Presidential Campaigns: The Childish Side


If you are interested in how presidential candidates use silly maneuvers to upstage one another on the campaign trail, check out this blog post from the New York Times‘ very good new political blog, The Caucus.

The focus of the post is how John McCain is trying to distract the Michigan press (and voters) from Mitt Romney’s formal candidacy announcement, which is due today in Dearborn. Admittedly, writing about stuff like this is the worst kind of horserace journalism — covering the process of politics, instead of the substance, and focusing on who plays the game better, instead of who would govern well — so consider it a disclaimer when I say that posts like this one and the one over at The Caucus are for political junkies who enjoy political minutia as the lemon twist on their serious journalism martini.

One More Thing

And it's a big one. Mother Jones is launching a new Corruption Project to do deep, time-intensive reporting on the corruption that is both the cause and result of the crisis in our democracy.

The more we thought about how Mother Jones can have the most impact right now, the more we realized that so many stories come down to corruption: People with wealth and power putting their interests first—and often getting away with it.

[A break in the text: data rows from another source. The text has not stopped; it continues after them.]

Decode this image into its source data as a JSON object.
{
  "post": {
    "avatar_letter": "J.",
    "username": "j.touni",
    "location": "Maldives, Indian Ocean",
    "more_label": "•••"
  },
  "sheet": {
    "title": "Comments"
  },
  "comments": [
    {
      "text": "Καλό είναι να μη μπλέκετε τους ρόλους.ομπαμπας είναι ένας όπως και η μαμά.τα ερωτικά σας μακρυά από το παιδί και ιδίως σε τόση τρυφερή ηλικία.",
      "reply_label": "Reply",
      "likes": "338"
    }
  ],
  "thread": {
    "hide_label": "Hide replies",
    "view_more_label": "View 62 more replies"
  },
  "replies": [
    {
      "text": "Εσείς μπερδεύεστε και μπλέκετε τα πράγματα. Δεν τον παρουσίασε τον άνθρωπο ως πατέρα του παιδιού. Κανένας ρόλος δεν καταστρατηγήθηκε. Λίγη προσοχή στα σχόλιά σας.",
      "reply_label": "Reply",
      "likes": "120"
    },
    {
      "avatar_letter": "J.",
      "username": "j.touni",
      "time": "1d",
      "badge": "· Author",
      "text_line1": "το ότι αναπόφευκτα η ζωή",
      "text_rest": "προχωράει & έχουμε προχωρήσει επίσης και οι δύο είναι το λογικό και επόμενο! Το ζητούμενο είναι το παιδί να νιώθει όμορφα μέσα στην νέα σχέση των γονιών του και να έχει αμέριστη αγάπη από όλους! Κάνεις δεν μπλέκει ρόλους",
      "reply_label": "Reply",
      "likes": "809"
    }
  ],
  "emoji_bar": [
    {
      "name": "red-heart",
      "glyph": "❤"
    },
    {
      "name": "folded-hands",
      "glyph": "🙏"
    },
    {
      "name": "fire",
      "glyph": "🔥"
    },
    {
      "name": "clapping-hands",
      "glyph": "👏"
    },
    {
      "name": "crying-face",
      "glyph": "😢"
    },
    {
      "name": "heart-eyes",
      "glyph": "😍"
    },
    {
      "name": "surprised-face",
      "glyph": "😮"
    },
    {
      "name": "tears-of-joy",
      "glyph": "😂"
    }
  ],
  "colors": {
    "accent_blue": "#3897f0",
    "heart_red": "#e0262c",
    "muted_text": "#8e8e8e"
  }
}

Our goal is to understand how we got here and how we might get out. We're aiming to create a reporting position dedicated to uncovering corruption, build a team, and let them investigate for a year—publishing our stories in a concerted window: a special issue of our magazine, video and podcast series, and a dedicated online portal so they don't get lost in the daily deluge of headlines and breaking news.

We want to go all in, and we've got seed funding to get started—but we're looking to raise $500,000 in donations this spring so we can go even bigger. You can read about why we think this project is what the moment demands and what we hope to accomplish—and if you like how it sounds, please help us go big with a tax-deductible donation today.

We Recommend

Latest

Sign up for our newsletters

Subscribe and we'll send Mother Jones straight to your inbox.

Get our award-winning magazine

Save big on a full year of investigations, ideas, and insights.

Subscribe

Support our journalism

Help Mother Jones' reporters dig deep with a tax-deductible donation.

Donate